> **Prompt**
Where a line contains the word "this", copy that line from the records below.

> **Exercise data**
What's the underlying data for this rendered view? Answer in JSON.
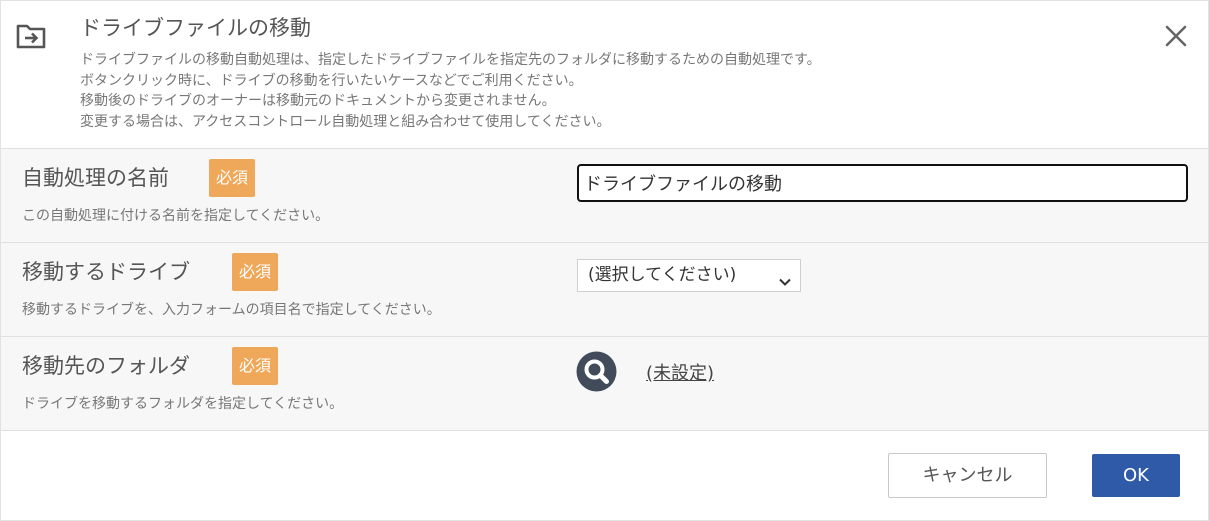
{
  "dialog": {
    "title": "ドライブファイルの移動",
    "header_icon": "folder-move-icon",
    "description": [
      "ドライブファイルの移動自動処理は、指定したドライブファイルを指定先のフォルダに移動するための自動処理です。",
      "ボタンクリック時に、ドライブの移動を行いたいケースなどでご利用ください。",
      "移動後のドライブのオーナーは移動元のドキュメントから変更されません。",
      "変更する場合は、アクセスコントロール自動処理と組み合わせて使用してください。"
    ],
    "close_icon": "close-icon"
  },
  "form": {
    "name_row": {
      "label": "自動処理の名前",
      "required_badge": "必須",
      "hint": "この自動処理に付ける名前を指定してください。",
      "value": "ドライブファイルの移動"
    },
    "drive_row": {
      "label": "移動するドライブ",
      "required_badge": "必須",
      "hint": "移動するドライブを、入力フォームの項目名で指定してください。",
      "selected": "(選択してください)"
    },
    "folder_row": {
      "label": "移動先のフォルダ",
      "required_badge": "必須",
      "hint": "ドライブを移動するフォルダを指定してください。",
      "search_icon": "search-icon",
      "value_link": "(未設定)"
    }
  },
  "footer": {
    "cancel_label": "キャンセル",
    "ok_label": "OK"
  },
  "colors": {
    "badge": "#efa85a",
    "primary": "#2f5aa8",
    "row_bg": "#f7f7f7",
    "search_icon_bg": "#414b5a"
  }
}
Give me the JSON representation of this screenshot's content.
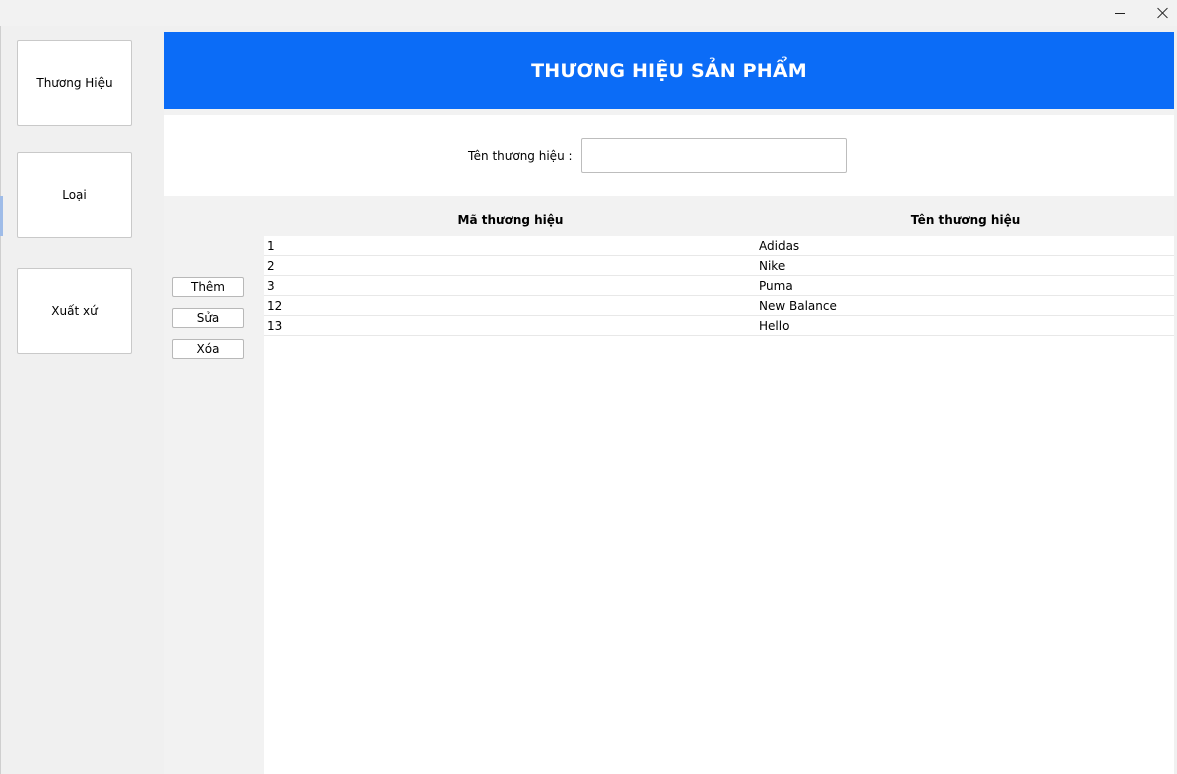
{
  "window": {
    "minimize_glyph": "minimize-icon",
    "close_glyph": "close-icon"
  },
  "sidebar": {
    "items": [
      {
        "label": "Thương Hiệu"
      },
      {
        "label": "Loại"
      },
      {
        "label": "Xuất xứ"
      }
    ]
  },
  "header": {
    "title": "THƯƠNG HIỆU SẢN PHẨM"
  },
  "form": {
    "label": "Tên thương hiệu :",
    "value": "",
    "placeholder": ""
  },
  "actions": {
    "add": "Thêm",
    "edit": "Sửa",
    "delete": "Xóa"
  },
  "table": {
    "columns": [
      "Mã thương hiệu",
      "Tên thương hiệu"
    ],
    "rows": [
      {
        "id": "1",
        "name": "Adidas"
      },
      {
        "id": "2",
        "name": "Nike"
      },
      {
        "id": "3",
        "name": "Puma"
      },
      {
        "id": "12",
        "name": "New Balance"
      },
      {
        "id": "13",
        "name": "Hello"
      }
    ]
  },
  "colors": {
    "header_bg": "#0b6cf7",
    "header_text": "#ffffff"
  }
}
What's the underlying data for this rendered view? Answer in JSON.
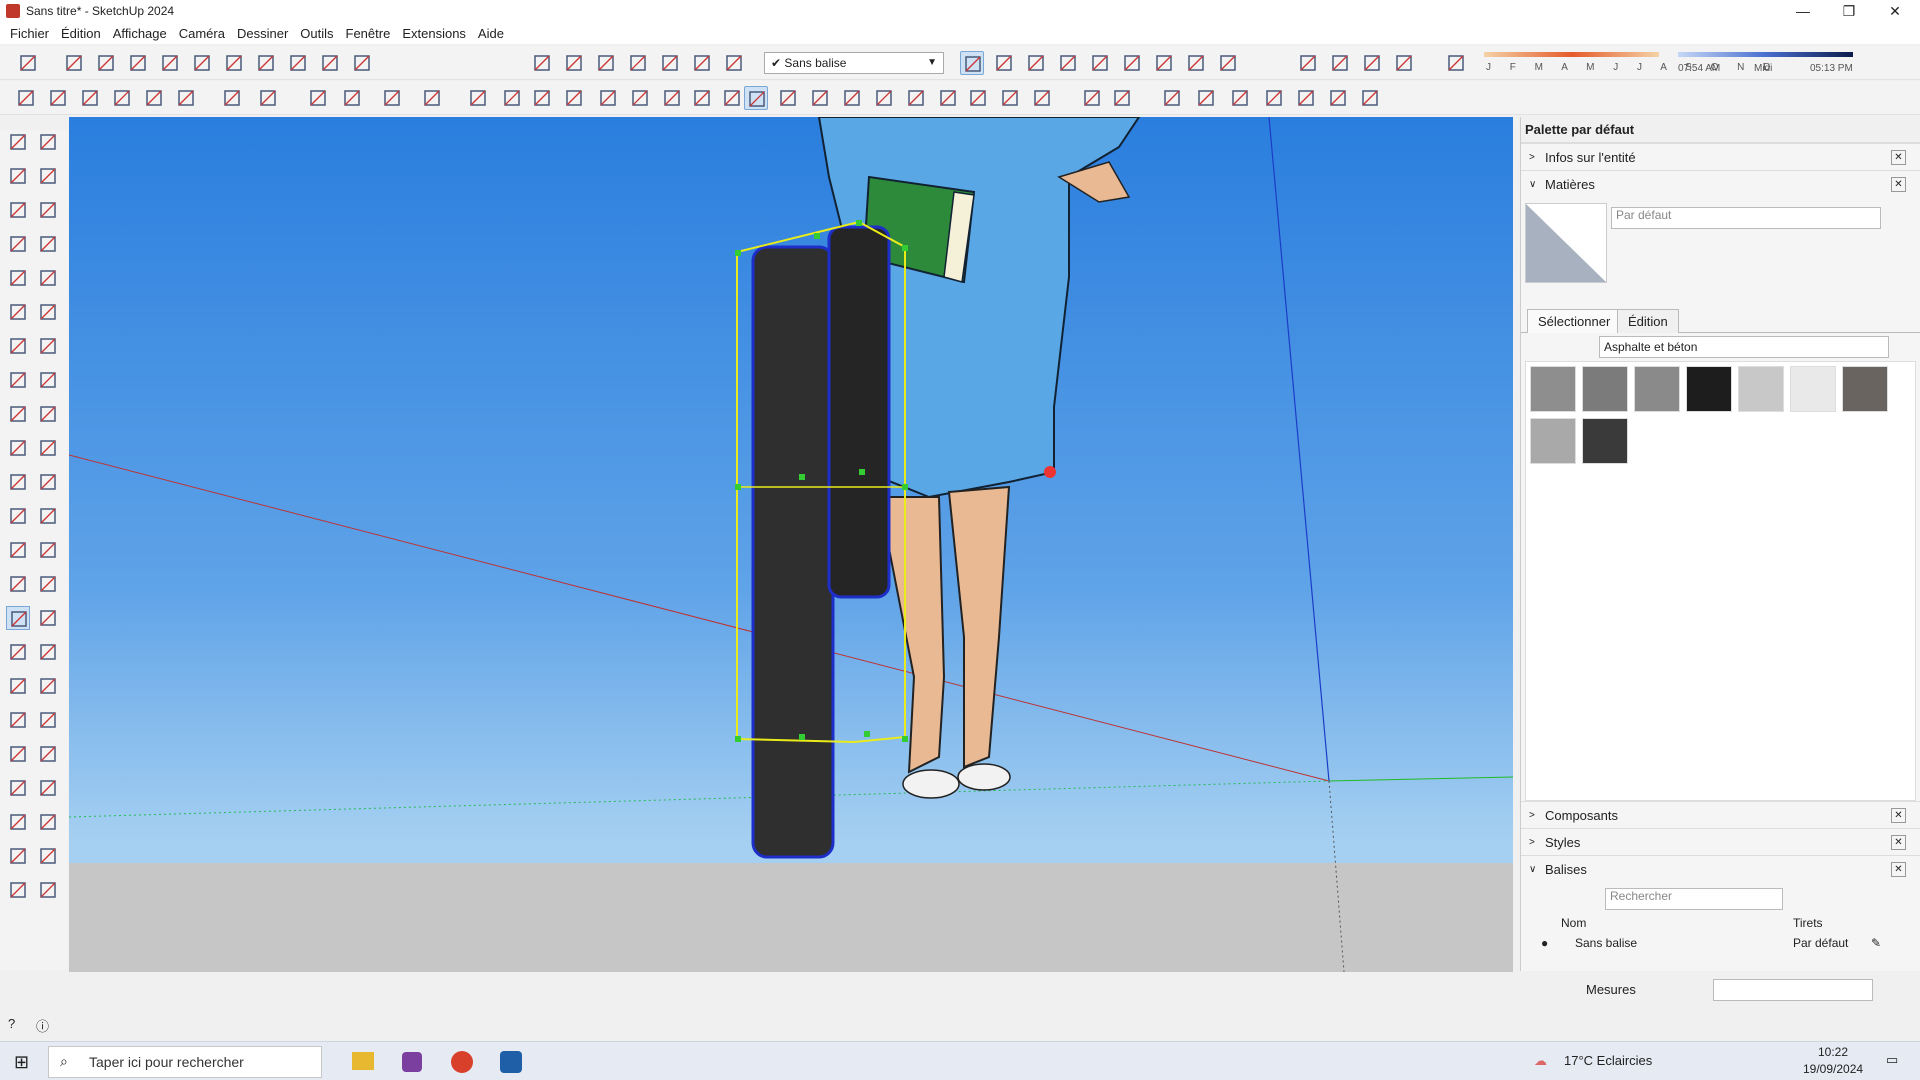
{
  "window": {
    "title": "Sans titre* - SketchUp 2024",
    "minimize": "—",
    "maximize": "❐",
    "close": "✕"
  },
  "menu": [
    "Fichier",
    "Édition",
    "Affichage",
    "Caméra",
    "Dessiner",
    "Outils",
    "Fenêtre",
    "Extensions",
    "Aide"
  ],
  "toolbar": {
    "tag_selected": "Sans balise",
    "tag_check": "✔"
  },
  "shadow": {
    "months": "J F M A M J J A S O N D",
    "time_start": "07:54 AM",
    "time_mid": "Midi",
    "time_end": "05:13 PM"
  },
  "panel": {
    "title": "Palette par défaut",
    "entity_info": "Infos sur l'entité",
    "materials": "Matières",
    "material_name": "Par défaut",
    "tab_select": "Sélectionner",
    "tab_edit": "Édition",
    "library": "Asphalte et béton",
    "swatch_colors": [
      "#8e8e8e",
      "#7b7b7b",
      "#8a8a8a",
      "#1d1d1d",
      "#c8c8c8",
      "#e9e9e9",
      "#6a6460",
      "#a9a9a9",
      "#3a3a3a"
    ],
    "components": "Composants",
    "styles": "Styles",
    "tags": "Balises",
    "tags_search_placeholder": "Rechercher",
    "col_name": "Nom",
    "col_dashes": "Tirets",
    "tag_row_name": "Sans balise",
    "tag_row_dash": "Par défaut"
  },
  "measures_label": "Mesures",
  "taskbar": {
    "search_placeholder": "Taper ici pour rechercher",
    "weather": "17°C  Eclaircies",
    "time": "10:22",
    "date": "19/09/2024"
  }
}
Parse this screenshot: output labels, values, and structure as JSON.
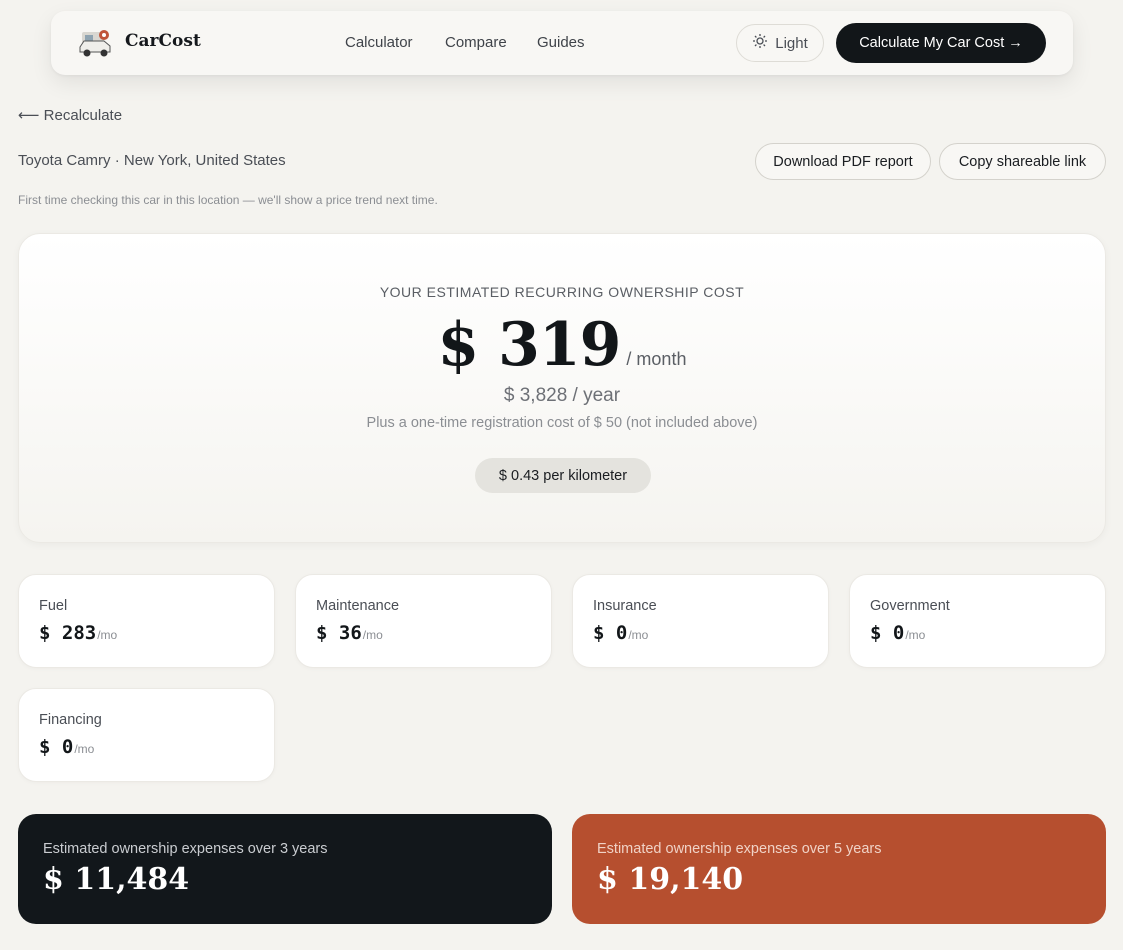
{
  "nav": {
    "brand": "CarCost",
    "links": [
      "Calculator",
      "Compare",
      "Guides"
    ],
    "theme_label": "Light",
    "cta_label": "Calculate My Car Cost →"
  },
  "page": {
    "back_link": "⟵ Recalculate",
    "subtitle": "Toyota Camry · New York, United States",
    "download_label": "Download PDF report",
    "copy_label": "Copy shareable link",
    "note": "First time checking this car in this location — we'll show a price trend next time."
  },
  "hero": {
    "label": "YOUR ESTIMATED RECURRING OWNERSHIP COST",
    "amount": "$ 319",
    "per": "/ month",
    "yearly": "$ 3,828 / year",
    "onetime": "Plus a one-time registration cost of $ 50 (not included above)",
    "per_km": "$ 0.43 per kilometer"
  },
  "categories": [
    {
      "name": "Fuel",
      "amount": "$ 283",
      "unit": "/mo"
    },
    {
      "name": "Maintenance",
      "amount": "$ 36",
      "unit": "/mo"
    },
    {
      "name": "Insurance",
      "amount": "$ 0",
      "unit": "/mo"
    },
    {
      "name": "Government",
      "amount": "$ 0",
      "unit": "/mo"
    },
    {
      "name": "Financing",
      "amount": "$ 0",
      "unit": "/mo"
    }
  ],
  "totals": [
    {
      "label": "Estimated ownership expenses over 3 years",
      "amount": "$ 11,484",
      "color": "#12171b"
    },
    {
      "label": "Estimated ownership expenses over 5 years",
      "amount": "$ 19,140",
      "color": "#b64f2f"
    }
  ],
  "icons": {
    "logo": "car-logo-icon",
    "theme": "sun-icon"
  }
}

> **Worked solution**
What's the underlying data for this rendered view? Answer in JSON.
Give me the JSON representation of this screenshot's content.
What's the underlying data for this rendered view? Answer in JSON.
Parse this screenshot: output labels, values, and structure as JSON.
    "note": "First time checking this car in this location — we'll show a price trend next time."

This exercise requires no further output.